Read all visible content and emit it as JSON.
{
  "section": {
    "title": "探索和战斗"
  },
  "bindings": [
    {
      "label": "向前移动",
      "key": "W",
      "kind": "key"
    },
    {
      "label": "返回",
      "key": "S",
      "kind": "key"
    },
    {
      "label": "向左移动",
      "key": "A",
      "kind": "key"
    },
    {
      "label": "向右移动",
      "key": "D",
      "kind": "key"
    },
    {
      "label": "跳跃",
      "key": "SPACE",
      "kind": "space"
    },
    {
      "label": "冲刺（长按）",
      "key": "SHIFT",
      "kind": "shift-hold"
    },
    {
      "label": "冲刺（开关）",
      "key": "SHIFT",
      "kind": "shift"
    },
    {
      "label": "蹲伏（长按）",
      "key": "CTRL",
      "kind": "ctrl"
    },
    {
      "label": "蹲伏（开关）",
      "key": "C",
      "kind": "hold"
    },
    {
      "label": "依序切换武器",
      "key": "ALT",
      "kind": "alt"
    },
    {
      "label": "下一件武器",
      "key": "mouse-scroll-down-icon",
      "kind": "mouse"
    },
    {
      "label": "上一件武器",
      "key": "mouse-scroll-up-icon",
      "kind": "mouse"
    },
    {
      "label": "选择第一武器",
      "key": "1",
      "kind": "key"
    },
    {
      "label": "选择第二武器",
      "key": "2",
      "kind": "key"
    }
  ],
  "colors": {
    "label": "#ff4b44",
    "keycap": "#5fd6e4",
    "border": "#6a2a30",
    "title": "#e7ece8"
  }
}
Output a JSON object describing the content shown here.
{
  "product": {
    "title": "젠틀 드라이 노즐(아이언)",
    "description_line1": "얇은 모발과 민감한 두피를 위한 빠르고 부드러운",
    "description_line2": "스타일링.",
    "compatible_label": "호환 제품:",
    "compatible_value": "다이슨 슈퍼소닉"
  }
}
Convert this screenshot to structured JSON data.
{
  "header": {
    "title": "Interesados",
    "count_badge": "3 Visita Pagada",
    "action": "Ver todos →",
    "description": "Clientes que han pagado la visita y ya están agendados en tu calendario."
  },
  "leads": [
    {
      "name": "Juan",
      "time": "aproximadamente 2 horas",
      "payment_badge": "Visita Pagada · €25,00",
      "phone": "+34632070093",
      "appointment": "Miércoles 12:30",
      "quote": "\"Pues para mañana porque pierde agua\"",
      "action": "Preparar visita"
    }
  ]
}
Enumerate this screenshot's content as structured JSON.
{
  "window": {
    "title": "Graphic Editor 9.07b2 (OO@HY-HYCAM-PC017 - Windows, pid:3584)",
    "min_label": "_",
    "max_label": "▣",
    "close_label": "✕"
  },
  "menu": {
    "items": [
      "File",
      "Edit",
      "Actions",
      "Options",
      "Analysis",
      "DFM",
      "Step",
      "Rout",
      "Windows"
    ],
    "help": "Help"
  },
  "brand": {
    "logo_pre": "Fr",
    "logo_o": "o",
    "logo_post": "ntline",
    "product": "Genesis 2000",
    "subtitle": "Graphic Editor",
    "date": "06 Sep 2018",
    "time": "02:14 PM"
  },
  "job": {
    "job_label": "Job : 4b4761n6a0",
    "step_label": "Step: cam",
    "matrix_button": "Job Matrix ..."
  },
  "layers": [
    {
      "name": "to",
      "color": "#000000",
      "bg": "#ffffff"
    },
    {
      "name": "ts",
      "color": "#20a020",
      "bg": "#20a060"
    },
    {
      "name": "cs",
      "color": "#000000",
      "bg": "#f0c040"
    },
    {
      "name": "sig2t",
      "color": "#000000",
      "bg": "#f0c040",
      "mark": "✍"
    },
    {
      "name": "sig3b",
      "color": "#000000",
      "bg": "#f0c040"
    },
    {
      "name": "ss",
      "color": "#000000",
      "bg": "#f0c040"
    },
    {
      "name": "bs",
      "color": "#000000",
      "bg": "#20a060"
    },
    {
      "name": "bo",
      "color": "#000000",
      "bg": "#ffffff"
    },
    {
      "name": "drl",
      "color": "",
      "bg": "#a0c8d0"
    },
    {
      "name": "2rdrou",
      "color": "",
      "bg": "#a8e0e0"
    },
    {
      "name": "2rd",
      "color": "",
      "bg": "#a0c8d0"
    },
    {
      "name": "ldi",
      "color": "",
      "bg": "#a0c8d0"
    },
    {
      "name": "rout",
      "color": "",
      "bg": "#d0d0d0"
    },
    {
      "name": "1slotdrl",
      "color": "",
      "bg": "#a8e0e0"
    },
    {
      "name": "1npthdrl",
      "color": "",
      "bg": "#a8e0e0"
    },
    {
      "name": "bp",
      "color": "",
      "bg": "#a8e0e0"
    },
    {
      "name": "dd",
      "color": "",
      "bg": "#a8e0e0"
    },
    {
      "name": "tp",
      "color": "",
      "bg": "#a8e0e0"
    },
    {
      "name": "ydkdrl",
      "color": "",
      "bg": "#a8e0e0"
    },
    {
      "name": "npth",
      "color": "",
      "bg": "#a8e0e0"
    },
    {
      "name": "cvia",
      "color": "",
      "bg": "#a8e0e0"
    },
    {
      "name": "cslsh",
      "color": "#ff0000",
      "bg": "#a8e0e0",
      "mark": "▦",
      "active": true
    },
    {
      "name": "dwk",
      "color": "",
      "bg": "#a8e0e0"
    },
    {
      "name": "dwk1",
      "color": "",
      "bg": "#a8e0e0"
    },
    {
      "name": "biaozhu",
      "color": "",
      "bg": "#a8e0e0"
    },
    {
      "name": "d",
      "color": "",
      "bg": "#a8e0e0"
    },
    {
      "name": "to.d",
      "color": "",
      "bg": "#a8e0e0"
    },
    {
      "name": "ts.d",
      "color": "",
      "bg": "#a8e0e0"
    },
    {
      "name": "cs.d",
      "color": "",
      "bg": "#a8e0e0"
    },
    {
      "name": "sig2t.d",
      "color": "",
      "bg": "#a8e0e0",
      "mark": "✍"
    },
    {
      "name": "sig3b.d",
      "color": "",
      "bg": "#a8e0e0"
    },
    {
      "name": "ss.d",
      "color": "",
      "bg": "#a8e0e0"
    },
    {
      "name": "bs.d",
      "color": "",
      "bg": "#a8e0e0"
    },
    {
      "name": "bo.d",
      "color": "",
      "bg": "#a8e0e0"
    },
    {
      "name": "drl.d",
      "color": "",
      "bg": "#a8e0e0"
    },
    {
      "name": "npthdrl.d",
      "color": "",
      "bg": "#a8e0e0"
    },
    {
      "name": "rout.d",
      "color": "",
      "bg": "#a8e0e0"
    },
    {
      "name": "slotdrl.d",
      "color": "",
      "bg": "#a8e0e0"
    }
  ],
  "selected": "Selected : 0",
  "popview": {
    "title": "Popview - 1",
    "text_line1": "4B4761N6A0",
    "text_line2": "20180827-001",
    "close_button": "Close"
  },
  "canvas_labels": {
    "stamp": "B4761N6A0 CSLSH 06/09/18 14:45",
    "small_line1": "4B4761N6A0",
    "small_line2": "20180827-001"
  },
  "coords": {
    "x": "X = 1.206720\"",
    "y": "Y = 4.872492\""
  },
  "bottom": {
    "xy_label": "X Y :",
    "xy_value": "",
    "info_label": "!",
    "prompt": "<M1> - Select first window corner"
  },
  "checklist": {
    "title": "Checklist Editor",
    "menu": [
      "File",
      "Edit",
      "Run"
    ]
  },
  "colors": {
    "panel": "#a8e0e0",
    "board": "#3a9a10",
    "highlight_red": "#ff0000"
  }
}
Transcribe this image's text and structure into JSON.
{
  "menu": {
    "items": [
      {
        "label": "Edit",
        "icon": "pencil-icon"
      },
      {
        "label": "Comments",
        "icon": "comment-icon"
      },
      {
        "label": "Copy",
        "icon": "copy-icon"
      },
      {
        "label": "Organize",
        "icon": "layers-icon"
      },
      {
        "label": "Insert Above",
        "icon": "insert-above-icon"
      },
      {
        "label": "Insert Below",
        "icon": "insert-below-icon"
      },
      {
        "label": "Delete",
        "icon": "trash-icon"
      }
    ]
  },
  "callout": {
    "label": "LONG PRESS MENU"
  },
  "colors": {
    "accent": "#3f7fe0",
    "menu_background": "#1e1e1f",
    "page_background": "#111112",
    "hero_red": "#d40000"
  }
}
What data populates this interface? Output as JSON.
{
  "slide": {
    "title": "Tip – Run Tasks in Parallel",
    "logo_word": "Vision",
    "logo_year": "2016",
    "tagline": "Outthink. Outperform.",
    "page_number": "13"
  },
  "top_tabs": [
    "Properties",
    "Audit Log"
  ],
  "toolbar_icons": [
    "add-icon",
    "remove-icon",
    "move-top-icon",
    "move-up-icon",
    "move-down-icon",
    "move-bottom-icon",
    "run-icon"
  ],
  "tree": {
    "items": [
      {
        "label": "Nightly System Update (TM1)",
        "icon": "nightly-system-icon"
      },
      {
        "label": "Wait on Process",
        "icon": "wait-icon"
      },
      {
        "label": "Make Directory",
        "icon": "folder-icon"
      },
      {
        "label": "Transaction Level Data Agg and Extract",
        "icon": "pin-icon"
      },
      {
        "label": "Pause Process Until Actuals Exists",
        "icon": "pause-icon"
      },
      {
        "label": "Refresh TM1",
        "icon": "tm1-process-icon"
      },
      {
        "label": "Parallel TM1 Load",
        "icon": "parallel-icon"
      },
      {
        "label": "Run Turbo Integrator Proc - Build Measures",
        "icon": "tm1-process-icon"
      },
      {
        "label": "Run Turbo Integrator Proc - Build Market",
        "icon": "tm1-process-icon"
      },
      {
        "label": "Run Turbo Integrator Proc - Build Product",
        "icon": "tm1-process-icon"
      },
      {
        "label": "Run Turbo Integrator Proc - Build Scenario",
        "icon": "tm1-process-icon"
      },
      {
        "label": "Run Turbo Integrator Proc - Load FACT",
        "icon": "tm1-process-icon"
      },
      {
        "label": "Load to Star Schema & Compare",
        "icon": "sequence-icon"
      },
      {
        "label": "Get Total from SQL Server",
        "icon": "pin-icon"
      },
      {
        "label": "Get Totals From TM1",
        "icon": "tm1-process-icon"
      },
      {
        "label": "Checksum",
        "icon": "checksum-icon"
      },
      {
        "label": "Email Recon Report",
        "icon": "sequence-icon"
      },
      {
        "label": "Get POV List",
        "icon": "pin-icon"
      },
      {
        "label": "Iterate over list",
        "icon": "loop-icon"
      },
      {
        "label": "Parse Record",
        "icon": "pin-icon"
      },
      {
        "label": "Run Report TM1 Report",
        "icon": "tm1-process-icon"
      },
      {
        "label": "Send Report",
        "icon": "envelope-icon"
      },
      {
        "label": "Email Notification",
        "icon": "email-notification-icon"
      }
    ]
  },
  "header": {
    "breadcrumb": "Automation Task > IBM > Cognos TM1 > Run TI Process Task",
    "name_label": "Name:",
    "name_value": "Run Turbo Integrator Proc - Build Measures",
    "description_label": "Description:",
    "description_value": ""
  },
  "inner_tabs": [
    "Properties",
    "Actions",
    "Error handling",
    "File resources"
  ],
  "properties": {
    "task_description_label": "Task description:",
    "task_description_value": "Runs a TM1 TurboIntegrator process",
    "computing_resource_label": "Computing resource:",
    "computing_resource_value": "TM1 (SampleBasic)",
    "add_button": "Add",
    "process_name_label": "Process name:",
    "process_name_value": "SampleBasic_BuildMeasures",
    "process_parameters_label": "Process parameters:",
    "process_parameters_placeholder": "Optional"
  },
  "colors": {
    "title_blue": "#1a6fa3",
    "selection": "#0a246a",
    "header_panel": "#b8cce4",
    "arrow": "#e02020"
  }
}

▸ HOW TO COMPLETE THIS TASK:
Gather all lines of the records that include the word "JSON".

▸ ANSWER FOR THIS EXERCISE:
Read all visible content and emit it as JSON.
Output a JSON object describing the content shown here.
Convert this screenshot to structured JSON data.
Enumerate this screenshot's content as structured JSON.
Transcribe this image's text and structure into JSON.
What data populates this interface? Output as JSON.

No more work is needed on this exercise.